Each year, more than 4 million Americans check themselves into emergency rooms for chest pain. Although most of them suspect they are having a heart attack, nearly 80% of them are not. Other disorders can have symptoms so similar to those of a heart attack, that even emergency room doctors often have a difficult time determining the root of the chest pain.
The most telling sign that you might be having a heart attack is a sensation of severe pressure and discomfort in the center of the chest. According to Dr. Michael Farkouh, the Director of the Chest Pain Unit at Mt. Sinai Hospital, many patients never actually experience any chest pain.
“We may ask a patient often, ‘Are you having chest pain?'” Farkouh says. “And they’ll say, ‘No, but there’s a lot of pressure in my chest, as if an elephant is stepping on my chest or as if my chest is in a vice.'”
Many Sources for Chest Discomfort
Chest discomfort can be caused by a variety of other disorders, though. Farkouh says that for a quarter of those admitted to the emergency room for chest pain who are not having a heart attack suffer from unstable angina–a condition where the heart muscle is starving for oxygen. He says these patients are at a high risk for having heart attack, but are not actually having one.
But the majority of those who incorrectly suspect they are having a heart attack are actually suffering from acid indigestion–severe heartburn. Farkouh says these patients present similarly to those who are having a heart attack. Frequently, it’s only after treating the patient with different medications that doctors can weed out those with indigestion.

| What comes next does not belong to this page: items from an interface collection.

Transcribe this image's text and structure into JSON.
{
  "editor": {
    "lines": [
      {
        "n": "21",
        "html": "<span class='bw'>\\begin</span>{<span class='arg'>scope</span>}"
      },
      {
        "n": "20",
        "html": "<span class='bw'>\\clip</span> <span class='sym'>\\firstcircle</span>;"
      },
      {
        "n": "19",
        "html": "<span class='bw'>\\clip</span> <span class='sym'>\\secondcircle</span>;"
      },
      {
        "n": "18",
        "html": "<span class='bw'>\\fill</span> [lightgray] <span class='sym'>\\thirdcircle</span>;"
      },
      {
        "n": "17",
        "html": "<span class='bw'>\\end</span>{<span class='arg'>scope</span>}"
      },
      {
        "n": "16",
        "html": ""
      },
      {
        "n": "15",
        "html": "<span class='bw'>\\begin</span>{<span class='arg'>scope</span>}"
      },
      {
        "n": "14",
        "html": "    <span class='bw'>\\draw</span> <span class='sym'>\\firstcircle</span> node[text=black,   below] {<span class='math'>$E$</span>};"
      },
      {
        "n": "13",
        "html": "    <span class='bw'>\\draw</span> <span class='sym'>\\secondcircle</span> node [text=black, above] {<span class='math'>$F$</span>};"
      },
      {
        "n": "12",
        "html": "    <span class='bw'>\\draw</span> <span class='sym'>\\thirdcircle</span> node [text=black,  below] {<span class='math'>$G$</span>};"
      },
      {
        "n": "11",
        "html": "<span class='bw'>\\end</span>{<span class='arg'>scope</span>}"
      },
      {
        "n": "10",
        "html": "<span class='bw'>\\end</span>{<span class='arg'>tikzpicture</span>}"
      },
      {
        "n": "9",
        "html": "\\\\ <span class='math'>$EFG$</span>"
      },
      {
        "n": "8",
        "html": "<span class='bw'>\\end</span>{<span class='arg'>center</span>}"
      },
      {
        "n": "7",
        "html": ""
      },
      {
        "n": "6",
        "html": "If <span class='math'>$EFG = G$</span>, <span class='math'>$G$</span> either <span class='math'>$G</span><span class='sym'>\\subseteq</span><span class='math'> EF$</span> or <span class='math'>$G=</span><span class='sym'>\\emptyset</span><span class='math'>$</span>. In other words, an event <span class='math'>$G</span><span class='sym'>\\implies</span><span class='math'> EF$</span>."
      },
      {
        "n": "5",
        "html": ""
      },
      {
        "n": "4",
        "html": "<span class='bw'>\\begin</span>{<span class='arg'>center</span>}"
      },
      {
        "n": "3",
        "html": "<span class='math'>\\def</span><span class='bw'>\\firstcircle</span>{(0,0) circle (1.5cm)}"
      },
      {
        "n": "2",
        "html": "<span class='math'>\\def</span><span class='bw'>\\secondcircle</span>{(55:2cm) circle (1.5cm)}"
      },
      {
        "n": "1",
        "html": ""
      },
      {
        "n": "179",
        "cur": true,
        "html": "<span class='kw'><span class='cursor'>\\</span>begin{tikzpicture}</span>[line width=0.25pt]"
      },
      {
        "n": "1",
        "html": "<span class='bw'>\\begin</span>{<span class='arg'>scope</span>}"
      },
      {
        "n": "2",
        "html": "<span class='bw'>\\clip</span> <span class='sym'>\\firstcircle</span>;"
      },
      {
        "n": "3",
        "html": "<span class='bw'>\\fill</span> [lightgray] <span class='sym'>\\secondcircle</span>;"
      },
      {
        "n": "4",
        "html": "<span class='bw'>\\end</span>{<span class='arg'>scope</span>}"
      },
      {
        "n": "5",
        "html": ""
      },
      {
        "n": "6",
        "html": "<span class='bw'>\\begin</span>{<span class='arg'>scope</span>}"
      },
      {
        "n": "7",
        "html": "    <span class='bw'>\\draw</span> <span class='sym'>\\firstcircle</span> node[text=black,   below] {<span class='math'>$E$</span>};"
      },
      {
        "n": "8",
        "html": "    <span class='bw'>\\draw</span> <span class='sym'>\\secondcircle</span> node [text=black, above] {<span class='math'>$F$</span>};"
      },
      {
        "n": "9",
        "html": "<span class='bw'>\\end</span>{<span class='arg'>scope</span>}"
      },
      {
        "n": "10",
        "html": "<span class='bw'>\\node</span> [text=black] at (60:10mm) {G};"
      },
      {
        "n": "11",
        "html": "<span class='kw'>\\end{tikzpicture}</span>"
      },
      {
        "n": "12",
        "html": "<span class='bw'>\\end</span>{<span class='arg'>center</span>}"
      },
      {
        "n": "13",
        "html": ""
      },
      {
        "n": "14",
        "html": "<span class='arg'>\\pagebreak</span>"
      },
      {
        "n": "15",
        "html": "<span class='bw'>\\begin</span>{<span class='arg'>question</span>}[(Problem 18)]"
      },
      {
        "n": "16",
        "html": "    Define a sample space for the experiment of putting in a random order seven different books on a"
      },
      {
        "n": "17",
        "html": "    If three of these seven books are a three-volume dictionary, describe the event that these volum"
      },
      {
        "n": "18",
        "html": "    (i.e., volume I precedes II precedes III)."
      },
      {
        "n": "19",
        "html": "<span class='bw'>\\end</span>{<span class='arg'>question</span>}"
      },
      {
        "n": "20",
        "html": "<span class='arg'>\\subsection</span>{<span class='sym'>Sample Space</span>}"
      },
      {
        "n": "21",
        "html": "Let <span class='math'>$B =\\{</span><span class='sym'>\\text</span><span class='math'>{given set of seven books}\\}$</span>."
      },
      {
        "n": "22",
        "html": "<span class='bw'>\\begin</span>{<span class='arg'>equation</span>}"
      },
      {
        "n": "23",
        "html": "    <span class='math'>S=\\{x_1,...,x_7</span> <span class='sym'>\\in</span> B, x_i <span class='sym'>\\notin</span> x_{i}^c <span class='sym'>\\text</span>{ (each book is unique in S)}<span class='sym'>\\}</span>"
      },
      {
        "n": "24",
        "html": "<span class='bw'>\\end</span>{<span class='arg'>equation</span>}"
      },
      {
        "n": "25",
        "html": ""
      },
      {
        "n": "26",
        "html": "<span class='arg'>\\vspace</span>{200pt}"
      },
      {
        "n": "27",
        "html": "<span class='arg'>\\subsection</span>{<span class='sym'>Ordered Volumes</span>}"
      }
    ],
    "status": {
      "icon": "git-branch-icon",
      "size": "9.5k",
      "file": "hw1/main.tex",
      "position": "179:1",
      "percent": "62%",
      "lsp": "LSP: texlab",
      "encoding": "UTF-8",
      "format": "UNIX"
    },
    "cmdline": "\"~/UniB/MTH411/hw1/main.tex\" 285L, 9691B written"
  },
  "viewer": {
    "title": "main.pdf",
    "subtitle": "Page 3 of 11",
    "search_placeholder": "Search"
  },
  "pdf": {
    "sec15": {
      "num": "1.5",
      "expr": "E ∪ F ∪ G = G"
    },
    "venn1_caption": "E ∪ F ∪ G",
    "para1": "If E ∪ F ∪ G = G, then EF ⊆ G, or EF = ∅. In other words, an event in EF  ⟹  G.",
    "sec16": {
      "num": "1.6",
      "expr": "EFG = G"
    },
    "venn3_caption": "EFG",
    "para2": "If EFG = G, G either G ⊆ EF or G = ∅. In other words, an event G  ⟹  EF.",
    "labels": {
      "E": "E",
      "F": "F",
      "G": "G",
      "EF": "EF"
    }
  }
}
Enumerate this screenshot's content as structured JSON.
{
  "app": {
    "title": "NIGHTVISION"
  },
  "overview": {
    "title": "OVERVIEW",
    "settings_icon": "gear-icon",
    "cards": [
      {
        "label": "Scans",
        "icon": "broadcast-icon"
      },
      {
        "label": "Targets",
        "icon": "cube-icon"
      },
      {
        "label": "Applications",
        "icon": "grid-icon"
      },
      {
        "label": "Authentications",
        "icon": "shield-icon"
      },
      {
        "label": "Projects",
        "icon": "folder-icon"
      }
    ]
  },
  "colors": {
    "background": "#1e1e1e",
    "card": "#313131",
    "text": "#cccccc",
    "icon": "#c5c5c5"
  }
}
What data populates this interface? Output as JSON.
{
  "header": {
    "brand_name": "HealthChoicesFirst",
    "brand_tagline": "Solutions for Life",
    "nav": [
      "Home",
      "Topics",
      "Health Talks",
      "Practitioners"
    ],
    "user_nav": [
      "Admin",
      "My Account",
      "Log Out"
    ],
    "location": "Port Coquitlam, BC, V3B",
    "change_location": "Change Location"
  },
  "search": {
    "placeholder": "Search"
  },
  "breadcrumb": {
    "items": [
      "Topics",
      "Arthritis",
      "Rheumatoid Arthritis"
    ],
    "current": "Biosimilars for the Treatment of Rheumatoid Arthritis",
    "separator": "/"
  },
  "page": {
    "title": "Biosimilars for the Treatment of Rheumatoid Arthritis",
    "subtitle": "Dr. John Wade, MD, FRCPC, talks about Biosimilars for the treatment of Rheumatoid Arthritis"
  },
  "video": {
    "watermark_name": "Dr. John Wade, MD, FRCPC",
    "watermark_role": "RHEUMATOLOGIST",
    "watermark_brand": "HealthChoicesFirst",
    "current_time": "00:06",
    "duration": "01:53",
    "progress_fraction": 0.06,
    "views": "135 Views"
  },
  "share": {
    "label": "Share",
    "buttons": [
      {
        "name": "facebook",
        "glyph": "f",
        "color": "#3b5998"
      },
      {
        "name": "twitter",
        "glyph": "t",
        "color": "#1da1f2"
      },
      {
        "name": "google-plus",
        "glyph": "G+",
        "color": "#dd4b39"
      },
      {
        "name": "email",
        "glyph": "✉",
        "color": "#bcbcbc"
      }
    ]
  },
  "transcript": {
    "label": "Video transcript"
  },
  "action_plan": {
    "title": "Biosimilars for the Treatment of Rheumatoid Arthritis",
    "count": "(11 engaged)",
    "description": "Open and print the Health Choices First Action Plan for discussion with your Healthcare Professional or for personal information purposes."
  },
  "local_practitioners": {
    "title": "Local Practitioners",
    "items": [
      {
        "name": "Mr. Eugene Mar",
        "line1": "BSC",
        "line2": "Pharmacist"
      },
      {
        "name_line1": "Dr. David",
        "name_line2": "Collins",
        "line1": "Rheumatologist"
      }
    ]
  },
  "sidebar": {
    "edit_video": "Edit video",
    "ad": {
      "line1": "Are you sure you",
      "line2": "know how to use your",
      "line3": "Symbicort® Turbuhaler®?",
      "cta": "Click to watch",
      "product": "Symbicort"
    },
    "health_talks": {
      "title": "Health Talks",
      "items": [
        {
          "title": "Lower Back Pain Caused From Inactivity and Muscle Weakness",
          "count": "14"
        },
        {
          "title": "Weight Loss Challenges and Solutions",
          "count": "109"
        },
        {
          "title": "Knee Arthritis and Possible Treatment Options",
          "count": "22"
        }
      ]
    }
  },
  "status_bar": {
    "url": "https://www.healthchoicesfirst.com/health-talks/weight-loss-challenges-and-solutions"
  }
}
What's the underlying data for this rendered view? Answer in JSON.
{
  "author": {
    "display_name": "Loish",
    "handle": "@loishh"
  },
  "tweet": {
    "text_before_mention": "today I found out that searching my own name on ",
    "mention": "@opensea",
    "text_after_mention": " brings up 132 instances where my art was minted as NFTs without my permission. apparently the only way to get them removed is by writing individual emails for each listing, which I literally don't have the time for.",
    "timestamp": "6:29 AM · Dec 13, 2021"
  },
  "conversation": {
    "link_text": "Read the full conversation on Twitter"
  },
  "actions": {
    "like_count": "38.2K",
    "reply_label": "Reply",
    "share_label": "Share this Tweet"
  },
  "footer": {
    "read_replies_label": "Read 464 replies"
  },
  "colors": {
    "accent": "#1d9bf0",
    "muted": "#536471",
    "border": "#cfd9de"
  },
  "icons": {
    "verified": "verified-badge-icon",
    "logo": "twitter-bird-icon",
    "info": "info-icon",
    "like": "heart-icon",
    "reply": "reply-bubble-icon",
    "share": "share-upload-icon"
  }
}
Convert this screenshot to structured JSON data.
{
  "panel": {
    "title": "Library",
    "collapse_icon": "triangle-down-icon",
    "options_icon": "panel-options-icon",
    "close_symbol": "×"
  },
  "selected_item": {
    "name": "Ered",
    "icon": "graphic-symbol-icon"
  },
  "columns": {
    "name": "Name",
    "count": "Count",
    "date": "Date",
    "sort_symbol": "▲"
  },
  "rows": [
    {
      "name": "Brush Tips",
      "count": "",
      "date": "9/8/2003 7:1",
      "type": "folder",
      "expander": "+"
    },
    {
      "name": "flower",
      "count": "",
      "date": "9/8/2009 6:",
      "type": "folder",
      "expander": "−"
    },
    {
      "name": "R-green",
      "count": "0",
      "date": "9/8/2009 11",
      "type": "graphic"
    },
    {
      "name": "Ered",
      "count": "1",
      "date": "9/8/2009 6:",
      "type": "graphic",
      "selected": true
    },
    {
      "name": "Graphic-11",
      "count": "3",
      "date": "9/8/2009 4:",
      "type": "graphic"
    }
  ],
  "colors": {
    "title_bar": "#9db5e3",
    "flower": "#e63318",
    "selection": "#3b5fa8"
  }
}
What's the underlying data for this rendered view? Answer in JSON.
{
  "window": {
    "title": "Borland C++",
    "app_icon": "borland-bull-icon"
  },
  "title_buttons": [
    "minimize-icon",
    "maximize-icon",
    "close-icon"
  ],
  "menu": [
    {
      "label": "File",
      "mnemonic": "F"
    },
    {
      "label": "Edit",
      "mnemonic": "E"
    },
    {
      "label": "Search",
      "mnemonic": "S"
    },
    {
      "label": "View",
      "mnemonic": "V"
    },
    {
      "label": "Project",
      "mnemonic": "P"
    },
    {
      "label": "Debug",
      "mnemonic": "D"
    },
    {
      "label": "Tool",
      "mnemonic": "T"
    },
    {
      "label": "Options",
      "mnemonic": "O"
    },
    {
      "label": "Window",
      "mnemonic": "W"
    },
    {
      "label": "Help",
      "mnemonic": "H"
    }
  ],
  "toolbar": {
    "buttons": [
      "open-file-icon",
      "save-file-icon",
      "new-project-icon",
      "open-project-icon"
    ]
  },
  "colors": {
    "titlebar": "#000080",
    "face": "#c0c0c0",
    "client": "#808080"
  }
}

“These patients don’t respond to the usual cardiac medicines that we give patients, and they also will have some relief of their pain with an antacid,” Farkouh says. “So classically, in the emergency department or even in doctors’ offices, we have the nitroglycerin on one hand to see if they respond and, on the other hand, we have what’s called the GI cocktail, the gastrointestinal cocktail, where we give patients antacid to see if they respond. And sometimes that tells us.”
Another percentage of patients who think they are having a heart attack are actually suffering from cartilage or muscle problems in their chest. Dr. Farkouh says he can more easily figure this out simply by touching the patient’s chest.
“What I do then is ask the patient, ‘Does this replicate the pain that you suffer… does this make it worse?'” he says. “And if it does–remember the heart is contained within the chest cavity, and it’s very hard to touch the heart directly–so if you have replication of pain on palpation of the ribs and the cartilage… then often you can diagnose… a form of arthritis of that cartilage.”
Other warning signs that may accompany a real heart attack include profuse sweating, a pain radiating from the chest down the left arm, shortness of breath, and stiffness in the neck region.
If you do exhibit some of the symptoms of a heart attack, Farkouh says immediate action is crucial. He advises a different course of action for those with a history of heart problems and those without.
“For the patients with known heart disease, I would follow the recommendations of their doctor, who would probably tell them the parameters by which they should know when to come to the emergency room,” he says. “And I would pin your doctor down as to ‘What are the characteristics of my pain or my symptoms that would make me eligible to come to the emergency room, and when should I call you?'”
For those with no history of heart problems, Farkouh recommends, “If you have chest pain which is in the middle of your chest, which feels like pressure, a sensation of extreme discomfort that you’ve never experienced before, and that is accompanied by… the symptoms that we described… go immediately to an emergency room. It is very important that a patient is treated as aggressively as possible. And for a heart attack, the sooner you’re treated the more likely you are to survive, and the more likely you are to save your heart from any extreme amount of damage.”
Article By: John Roberts, Medical Writer